Henry: It's a key part to the conversion to the 3-4, will the Hogs have good play at the nose. Jackson had a good finish to the spring, producing some hope that this spot would be a plus, not a negative in the transition to the new scheme. Jackson has not shown to be consistent enough in his first three years at Arkansas. He has been inconsistent because of a weight issue. Capps is a brilliant young talent, highly regarded in recruiting. Perhaps they can do it as a rotation, but there wasn't enough evidence in the spring to say that great nose tackle play can be expected this season.

Carter: Only time will tell, but it isn't a surety. Jackson was a major recruit and hasn’t lived up to that billing to this point. But he was more svelte in the spring than he has been at any point in his career, which showed up in his play especially later in spring ball. Capps has good strength and showed promise as a freshman. Neither have been impact players in the SEC to this point and the nose in the 3-4 is such a key position you can’t help but be a little concerned.

Holt: I think those two should be a pretty good 1-2 punch.

Jones: I think so. I'm not sure the 3-4 fits the strengths of all of the defensive personnel on campus, but I think it does fit the strengths of those two, who are two of the strongest on the team. Jackson said he particularly likes the scheme because it allows him to attack more and think less than he had to in the gap-control 4-3.

Who starts opposite Agim at DE?

Henry: It may not be one person. There may be a rotation from week to week, especially early. Briston Guidry, Armon Watts, Michael Taylor and T.J. Smith all will get a shot at that position. However, the surprise winner might be Gabe Richardson, the JUCO transfer.

Carter: T.J. Smith stood out to me in spring practice.
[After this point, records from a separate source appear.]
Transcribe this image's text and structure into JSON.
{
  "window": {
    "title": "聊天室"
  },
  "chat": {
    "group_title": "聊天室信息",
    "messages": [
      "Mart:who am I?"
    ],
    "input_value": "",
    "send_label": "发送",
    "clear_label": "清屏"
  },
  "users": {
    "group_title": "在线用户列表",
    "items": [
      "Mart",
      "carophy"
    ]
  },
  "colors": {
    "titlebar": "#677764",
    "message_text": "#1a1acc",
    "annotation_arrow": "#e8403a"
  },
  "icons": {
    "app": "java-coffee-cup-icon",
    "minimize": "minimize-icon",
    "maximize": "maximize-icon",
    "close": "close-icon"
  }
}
He was consistently disruptive during scrimmages and was working with the ones in the final practice. Michael Taylor, Armon Watts and Briston Guidry will be in the mix, too. Not a lot of experience here, so this is probably one of the bigger question marks on the defense.

Holt: Michael Taylor seems to be the logical choice. The coaches have raved about his pass-rushing skills.

Jones: My old basketball coach used to say, "It's not about who starts, but about who finishes." That always comes to mind when talking about positions where players rotate. Based on coaches' observations, I'd guess Michael Taylor gets to finish games, regardless of whether he starts them.

Will this line be better than last year’s version? Why or why not?

Henry: That was perhaps the most disappointing aspect of the 2016 defense, the lack of pressure on the quarterback from the defensive line. It would be hard not to be better than last year, but Sosa Agim is the only true playmaker in the front three. The key to better play will be a scheme that the players love. More movement in the new scheme will help this group make more plays and it might lead to more passionate play, the most critical aspect of playing defense. There were times the defensive line did not look like it was playing hard. If that changes this season, you might see much better results from some of the same players.

Carter: I think it remains to be seen. I don’t know that it is a certainty it will be much better. Agim taking the next step and becoming an All-SEC caliber player would go a long way, as would Jackson and Capps combining to form a consistent tandem at nose and at least 2 of the young ends emerging as legit starting SEC options. If all 3 happen, yes, the line will be better. If not, it could be about the same or perhaps worse. As bad as it was, last year’s line had a ton more experience than this group.

Holt: For Arkansas' sake, its defensive line had better play better than last season. Arkansas had talent and experience on its defensive line, but there was a disconnect between the coaches and players for whatever reason and several Razorbacks underachieved. The Razorbacks' defensive linemen should play with an extra edge after what happened last season and having some shuffling on the coaching staff figures to help.

Jones: It needs to be better, but the facts suggest it might be another struggle. Past a couple of front-line players, there is a lot of inexperience and the Hogs lost their two best linemen from last season to graduation and the NFL.


Have a comment on this story? Join the discussion or start a new one on the Forums.